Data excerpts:

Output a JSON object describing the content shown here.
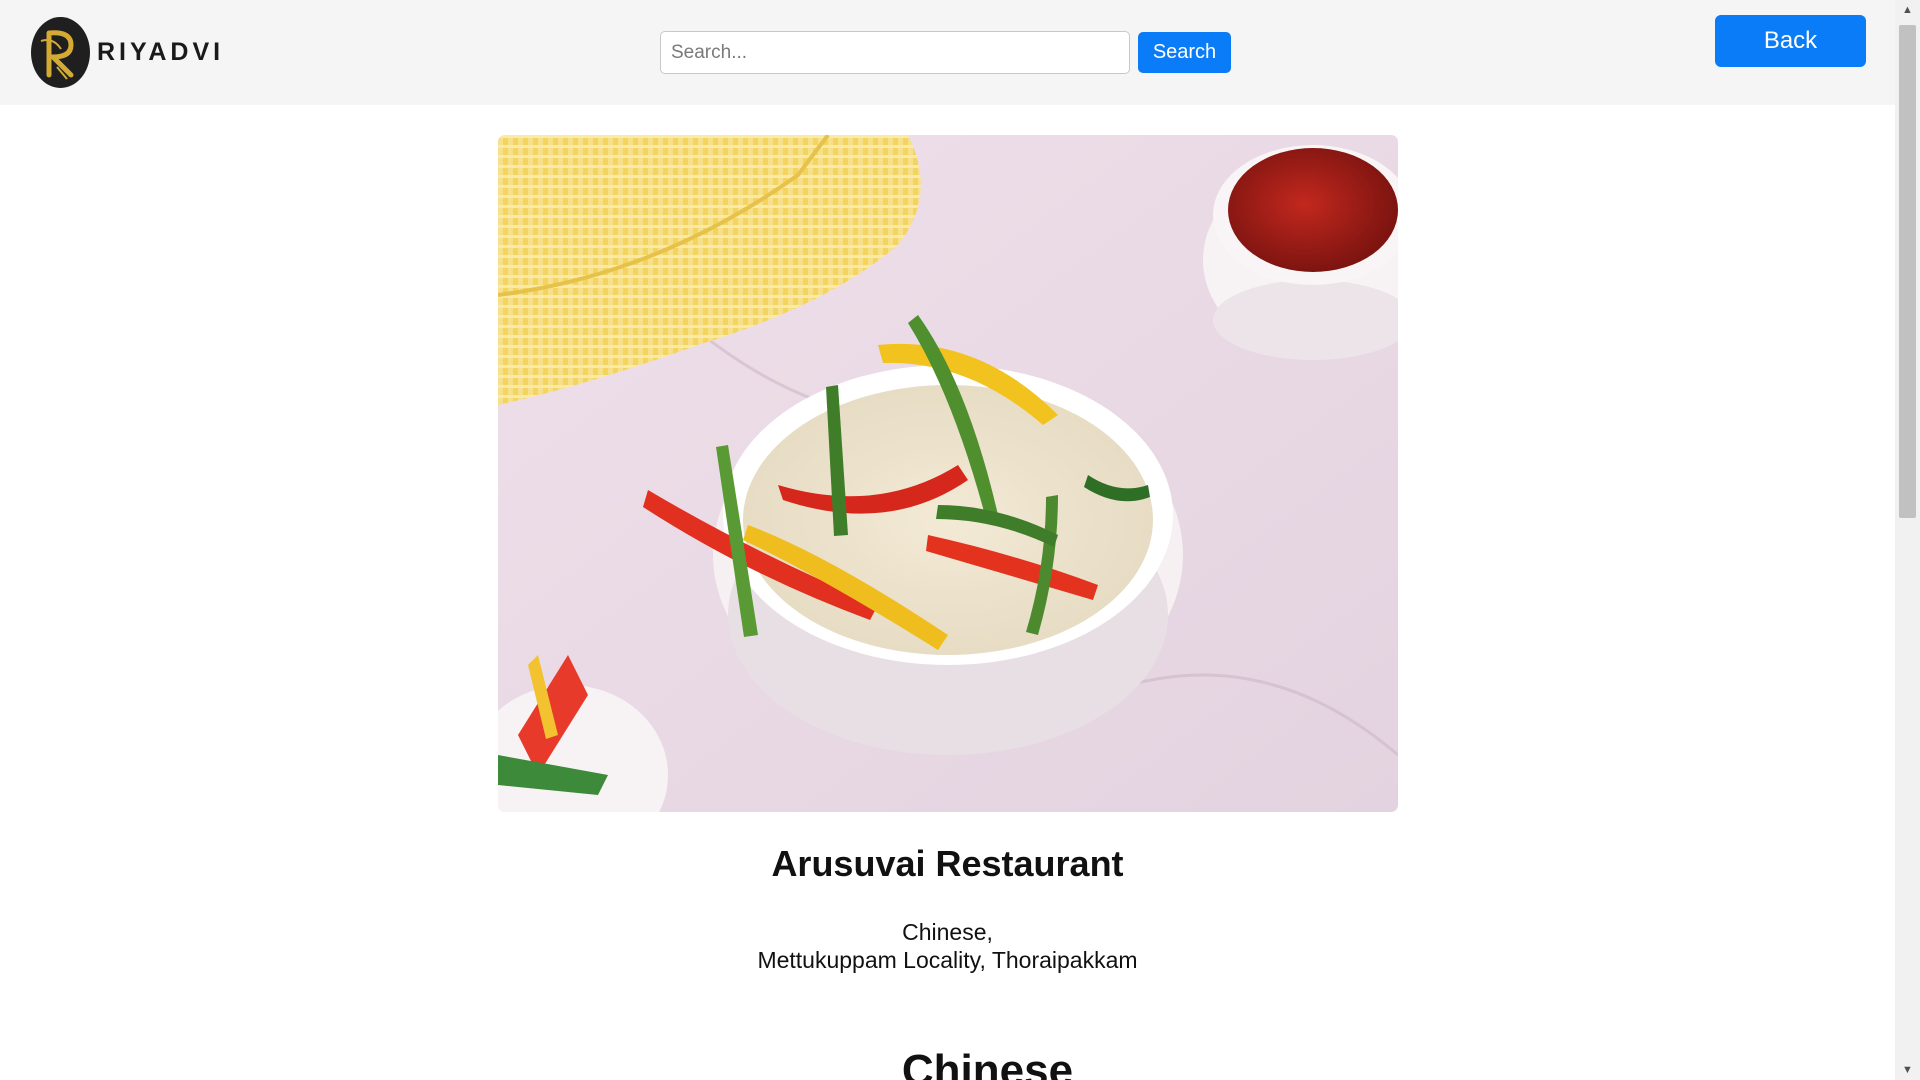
{
  "header": {
    "brand_name": "RIYADVI",
    "search": {
      "placeholder": "Search...",
      "value": ""
    },
    "search_button_label": "Search",
    "back_button_label": "Back"
  },
  "hero": {
    "icon": "food-photo-fried-rice"
  },
  "restaurant": {
    "name": "Arusuvai Restaurant",
    "cuisine": "Chinese,",
    "location": "Mettukuppam Locality, Thoraipakkam"
  },
  "menu": {
    "section_title": "Chinese"
  },
  "colors": {
    "accent": "#0a7cf7",
    "header_bg": "#f5f5f5",
    "logo_bg": "#1f1f1f",
    "logo_gold": "#d4a934"
  }
}
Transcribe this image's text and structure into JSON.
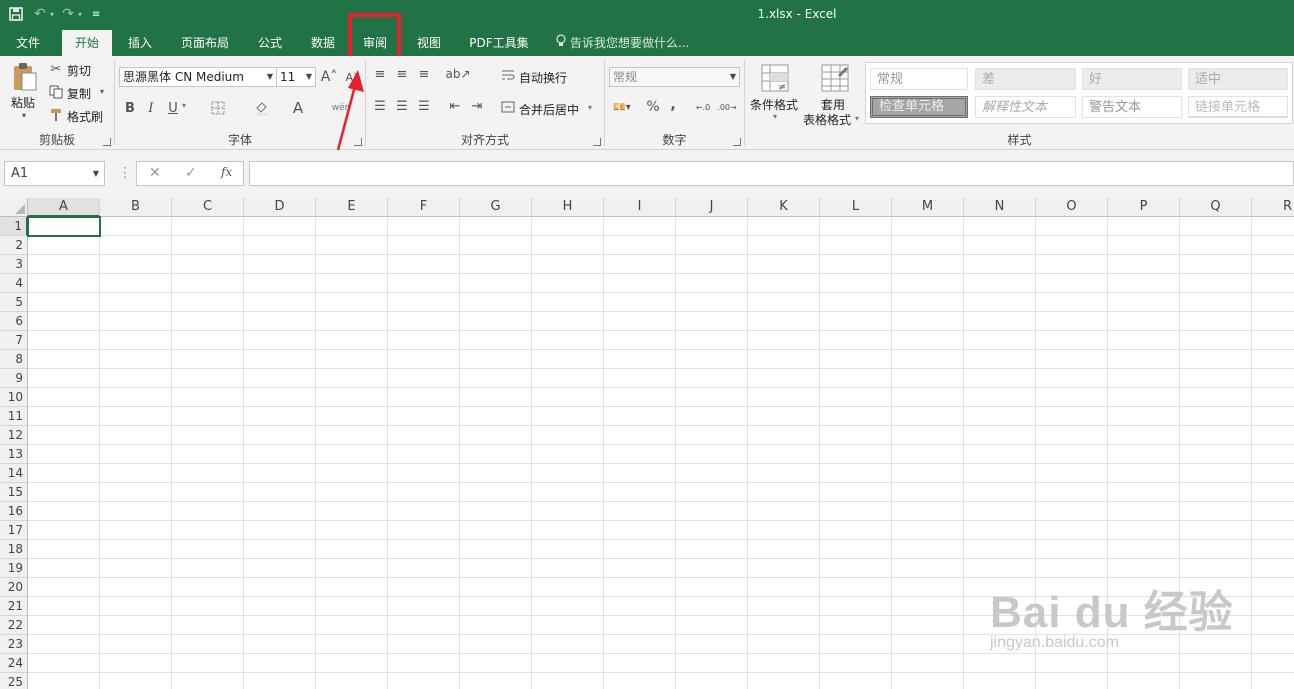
{
  "window": {
    "title": "1.xlsx - Excel"
  },
  "tabs": [
    {
      "label": "文件"
    },
    {
      "label": "开始"
    },
    {
      "label": "插入"
    },
    {
      "label": "页面布局"
    },
    {
      "label": "公式"
    },
    {
      "label": "数据"
    },
    {
      "label": "审阅"
    },
    {
      "label": "视图"
    },
    {
      "label": "PDF工具集"
    }
  ],
  "tellme": "告诉我您想要做什么...",
  "clipboard": {
    "paste": "粘贴",
    "cut": "剪切",
    "copy": "复制",
    "format_painter": "格式刷",
    "label": "剪贴板"
  },
  "font": {
    "name": "思源黑体 CN Medium",
    "size": "11",
    "label": "字体",
    "bold": "B",
    "italic": "I",
    "underline": "U"
  },
  "alignment": {
    "wrap": "自动换行",
    "merge": "合并后居中",
    "label": "对齐方式"
  },
  "number": {
    "format": "常规",
    "percent": "%",
    "comma": ",",
    "label": "数字"
  },
  "styles": {
    "conditional": "条件格式",
    "table_1": "套用",
    "table_2": "表格格式",
    "label": "样式",
    "cells": {
      "normal": "常规",
      "bad": "差",
      "good": "好",
      "neutral": "适中",
      "check": "检查单元格",
      "explanatory": "解释性文本",
      "warning": "警告文本",
      "linked": "链接单元格"
    }
  },
  "formula_bar": {
    "name_box": "A1",
    "fx": "fx",
    "value": ""
  },
  "columns": [
    "A",
    "B",
    "C",
    "D",
    "E",
    "F",
    "G",
    "H",
    "I",
    "J",
    "K",
    "L",
    "M",
    "N",
    "O",
    "P",
    "Q",
    "R"
  ],
  "rows": [
    "1",
    "2",
    "3",
    "4",
    "5",
    "6",
    "7",
    "8",
    "9",
    "10",
    "11",
    "12",
    "13",
    "14",
    "15",
    "16",
    "17",
    "18",
    "19",
    "20",
    "21",
    "22",
    "23",
    "24",
    "25"
  ],
  "watermark": {
    "logo": "Bai du 经验",
    "url": "jingyan.baidu.com"
  },
  "colors": {
    "accent": "#217346",
    "highlight": "#e8202a"
  }
}
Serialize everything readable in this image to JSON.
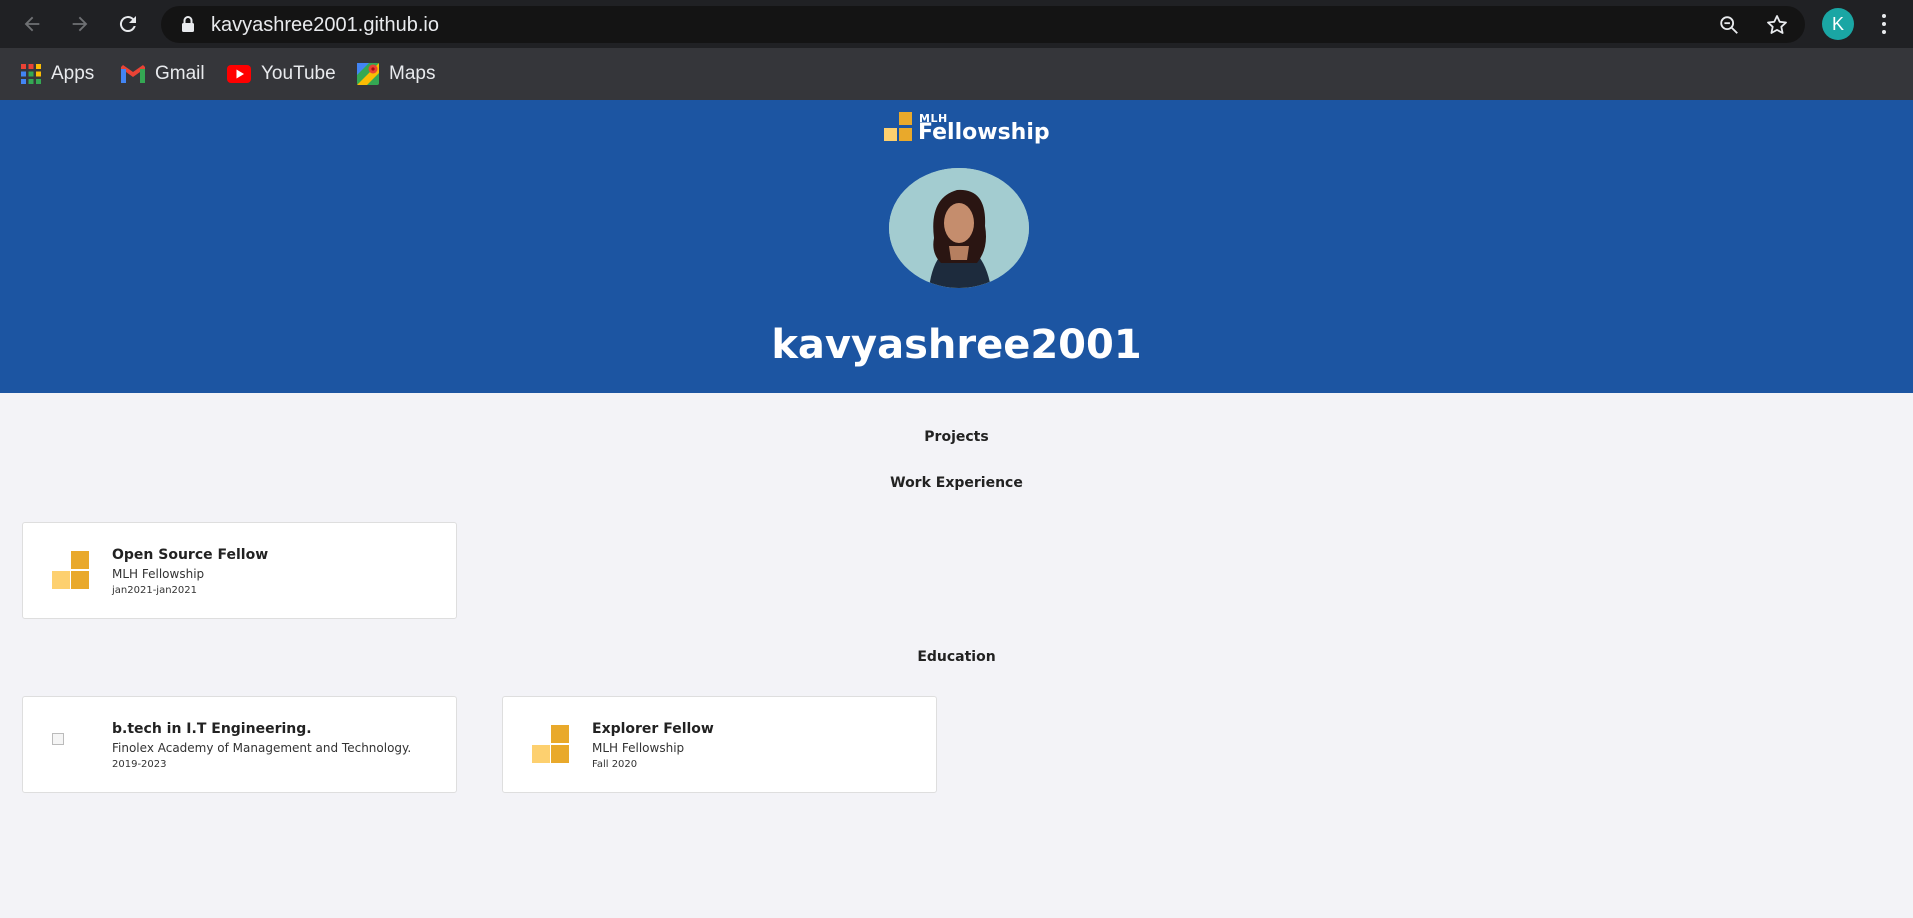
{
  "browser": {
    "url": "kavyashree2001.github.io",
    "profile_initial": "K",
    "bookmarks": [
      {
        "label": "Apps",
        "icon": "apps-grid-icon"
      },
      {
        "label": "Gmail",
        "icon": "gmail-icon"
      },
      {
        "label": "YouTube",
        "icon": "youtube-icon"
      },
      {
        "label": "Maps",
        "icon": "maps-icon"
      }
    ]
  },
  "header": {
    "logo_small": "MLH",
    "logo_big": "Fellowship",
    "username": "kavyashree2001",
    "background_color": "#1c55a2"
  },
  "sections": {
    "projects": "Projects",
    "work_experience": "Work Experience",
    "education": "Education"
  },
  "work": [
    {
      "title": "Open Source Fellow",
      "org": "MLH Fellowship",
      "date": "jan2021-jan2021"
    }
  ],
  "education": [
    {
      "title": "b.tech in I.T Engineering.",
      "org": "Finolex Academy of Management and Technology.",
      "date": "2019-2023"
    },
    {
      "title": "Explorer Fellow",
      "org": "MLH Fellowship",
      "date": "Fall 2020"
    }
  ],
  "colors": {
    "accent_gold": "#e9a92b",
    "accent_gold_light": "#fdd06f"
  }
}
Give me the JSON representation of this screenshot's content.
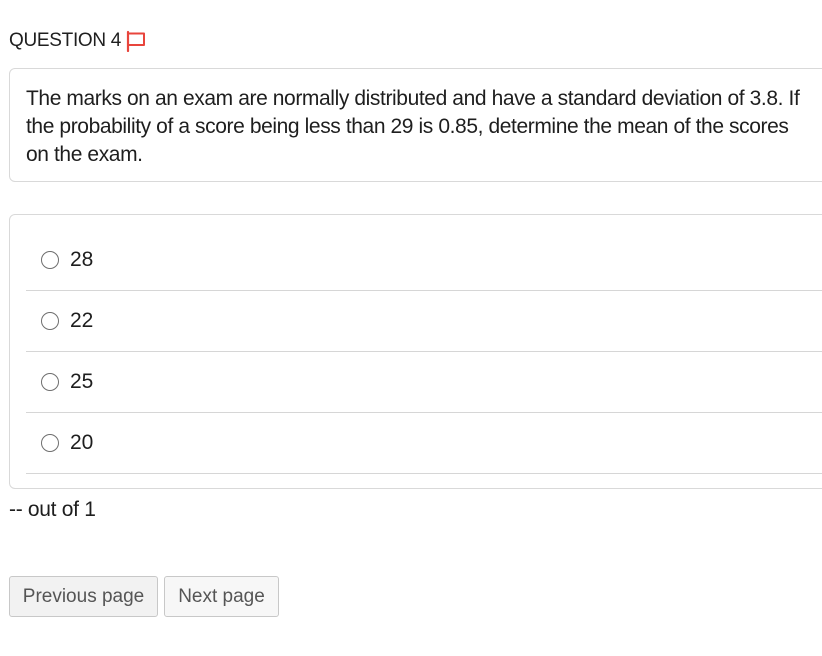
{
  "question": {
    "header": "QUESTION 4",
    "flag_icon": "flag-outline-icon",
    "flag_color": "#e8453c",
    "text": "The marks on an exam are normally distributed and have a standard deviation of 3.8. If the probability of a score being less than 29 is 0.85, determine the mean of the scores on the exam."
  },
  "answers": [
    {
      "label": "28"
    },
    {
      "label": "22"
    },
    {
      "label": "25"
    },
    {
      "label": "20"
    }
  ],
  "score_text": "-- out of 1",
  "navigation": {
    "previous_label": "Previous page",
    "next_label": "Next page"
  }
}
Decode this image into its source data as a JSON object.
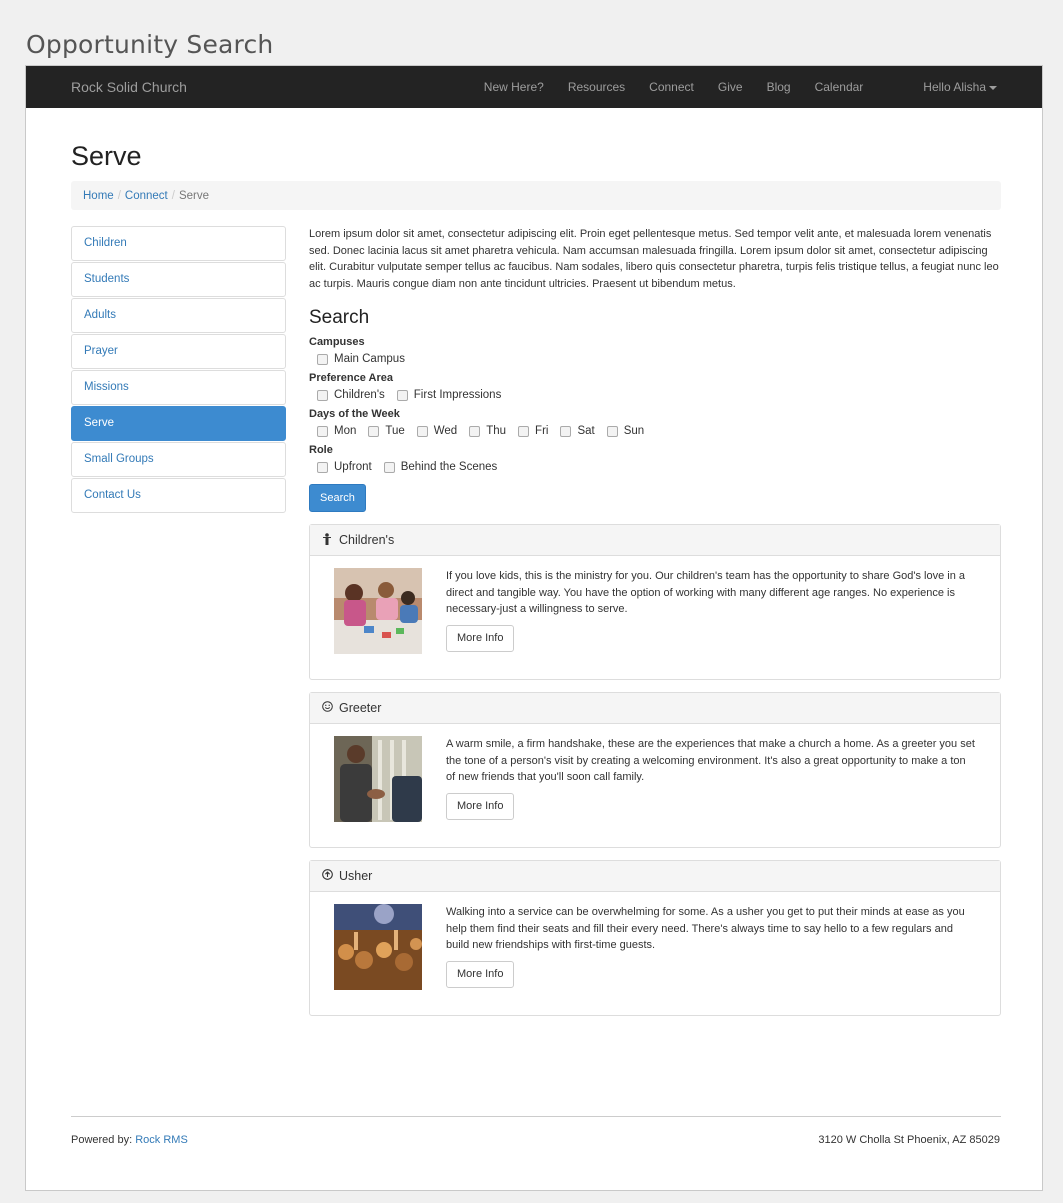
{
  "doc_title": "Opportunity Search",
  "navbar": {
    "brand": "Rock Solid Church",
    "links": [
      "New Here?",
      "Resources",
      "Connect",
      "Give",
      "Blog",
      "Calendar"
    ],
    "user": "Hello Alisha"
  },
  "page": {
    "title": "Serve",
    "breadcrumb": [
      "Home",
      "Connect",
      "Serve"
    ]
  },
  "sidebar": {
    "items": [
      {
        "label": "Children"
      },
      {
        "label": "Students"
      },
      {
        "label": "Adults"
      },
      {
        "label": "Prayer"
      },
      {
        "label": "Missions"
      },
      {
        "label": "Serve",
        "active": true
      },
      {
        "label": "Small Groups"
      },
      {
        "label": "Contact Us"
      }
    ]
  },
  "main": {
    "intro": "Lorem ipsum dolor sit amet, consectetur adipiscing elit. Proin eget pellentesque metus. Sed tempor velit ante, et malesuada lorem venenatis sed. Donec lacinia lacus sit amet pharetra vehicula. Nam accumsan malesuada fringilla. Lorem ipsum dolor sit amet, consectetur adipiscing elit. Curabitur vulputate semper tellus ac faucibus. Nam sodales, libero quis consectetur pharetra, turpis felis tristique tellus, a feugiat nunc leo ac turpis. Mauris congue diam non ante tincidunt ultricies. Praesent ut bibendum metus.",
    "search_heading": "Search",
    "filters": {
      "campuses": {
        "label": "Campuses",
        "options": [
          "Main Campus"
        ]
      },
      "preference": {
        "label": "Preference Area",
        "options": [
          "Children's",
          "First Impressions"
        ]
      },
      "days": {
        "label": "Days of the Week",
        "options": [
          "Mon",
          "Tue",
          "Wed",
          "Thu",
          "Fri",
          "Sat",
          "Sun"
        ]
      },
      "role": {
        "label": "Role",
        "options": [
          "Upfront",
          "Behind the Scenes"
        ]
      }
    },
    "search_button": "Search",
    "results": [
      {
        "title": "Children's",
        "icon": "child-icon",
        "description": "If you love kids, this is the ministry for you. Our children's team has the opportunity to share God's love in a direct and tangible way. You have the option of working with many different age ranges. No experience is necessary-just a willingness to serve.",
        "button": "More Info"
      },
      {
        "title": "Greeter",
        "icon": "smile-icon",
        "description": "A warm smile, a firm handshake, these are the experiences that make a church a home. As a greeter you set the tone of a person's visit by creating a welcoming environment. It's also a great opportunity to make a ton of new friends that you'll soon call family.",
        "button": "More Info"
      },
      {
        "title": "Usher",
        "icon": "circle-arrow-icon",
        "description": "Walking into a service can be overwhelming for some. As a usher you get to put their minds at ease as you help them find their seats and fill their every need. There's always time to say hello to a few regulars and build new friendships with first-time guests.",
        "button": "More Info"
      }
    ]
  },
  "footer": {
    "powered_label": "Powered by:",
    "powered_link": "Rock RMS",
    "address": "3120 W Cholla St Phoenix, AZ 85029"
  },
  "colors": {
    "navbar": "#232323",
    "primary": "#3d8bd0",
    "link": "#337ab7"
  }
}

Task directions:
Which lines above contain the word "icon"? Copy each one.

Your solution:
    "icon": "food-photo-fried-rice"
        "icon": "apps-grid-icon"
        "icon": "gmail-icon"
        "icon": "youtube-icon"
        "icon": "maps-icon"
    "flag_icon": "flag-outline-icon",
        "icon": "child-icon",
        "icon": "smile-icon",
        "icon": "circle-arrow-icon",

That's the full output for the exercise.